You’ve heard the big shocking news: J. P. Morgan bank lost $2 billion on some financial bets!! Holy Cow! Enthusiasts for government regulation are dancing in the streets, to the tune of “We told you so,” and the Dodd-Frank law, aimed at these things, is vindicated and sanctified.
This Morgan story is big news only because some people (see above) want it to be. They want it to seem like “too big to fail” all over again, with Wall Street yet again threatening to devour Main Street.

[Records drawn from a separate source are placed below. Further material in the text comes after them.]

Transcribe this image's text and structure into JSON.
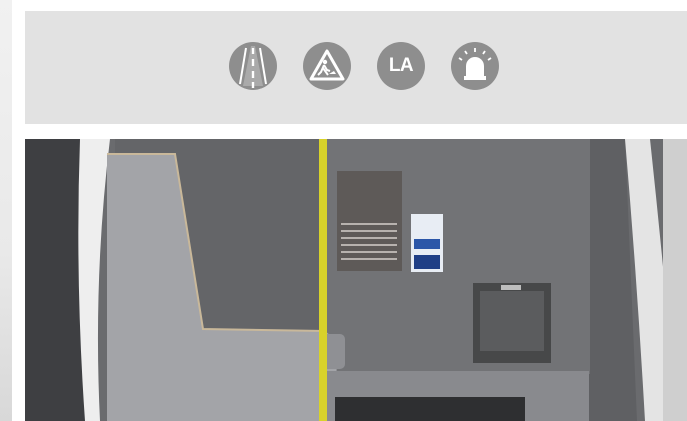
{
  "header": {
    "icons": [
      {
        "name": "road-lane-icon"
      },
      {
        "name": "road-works-icon"
      },
      {
        "name": "la-icon",
        "text": "LA"
      },
      {
        "name": "beacon-light-icon"
      }
    ]
  },
  "photo": {
    "subject": "van-interior-racking"
  },
  "colors": {
    "icon_fill": "#8e8e8e",
    "bar_bg": "#e2e2e2",
    "pole": "#d8d22a"
  }
}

Some facts: Morgan’s annual revenues are about $100 billion; annual earnings about $12 billion; total assets believed to be around $2 trillion. In that context, a $2 billion loss is piddling. I repeat: piddling. It does not threaten Morgan’s financial viability, and certainly does not impinge on the larger economy. (Note, if Morgan lost a $2 billion bet, some other financial players gained $2 billion.)
Morgan is a private company and, given the foregoing, while the loss may be of concern to its shareholders, it is of no concern to the broader public.
The way any bank makes money is basically by parlaying its assets into other investments. It’s in the nature of investments – all investments – that there is risk, and some don’t pan out. On this one, Morgan bet wrong and lost money. But amid all the hysteria about the $2 billion loss, has anyone thought to inquire how many other such bets Morgan has made that entailed gains? What’s important is not how one investment turns out, but how they perform in the aggregate. (I certainly wouldn’t want to be judged on my one worst stock pick.)
Nevertheless, we’re told this Morgan episode proves the need for Dodd-Frank’s regulatory scheme; this is exactly what Dodd-Frank was supposed to prevent. So why wasn’t it prevented? Because Morgan’s bet slipped through a loophole in Dodd-Frank. Now there’s a shocker! Who could imagine a 2400 page law with loopholes its legislators failed to foresee?
The tragedy of Dodd-Frank is that while it ostensibly targets the “too big to fail” Wall Street behemoths (whose screw-ups really did harm the whole economy), there is immense collateral damage to thousands of smaller financial institutions all across the country that simply lack the armies of lawyers and accountants and other resources to cope with the law’s highly complex and burdensome regulatory requirements. Further, it makes all financial institutions overly cautious lest they inadvertently run afoul of Dodd-Frank’s labyrinthine restrictions. Innovation and enterprise are stifled. All of this greatly harms our economy.
That might be a price worth paying if we actually got the intended benefits, of preventing the kinds of abuses that were so damaging in 2008. Conceivably, a simple, clean, straightforward, carefully targeted law might have done it. But Congress felt that the vast complexity of the world of finance called for a regulatory scheme of equivalent complexity. That was doomed from the start, because the law’s very convolutedness guaranteed its ineffectuality, not to say dysfunctionality – as, once again, the Morgan episode sadly demonstrates.
So what this actually proves is not the need for regulation like Dodd-Frank, but the folly of it.
You can stop dancing in the streets now.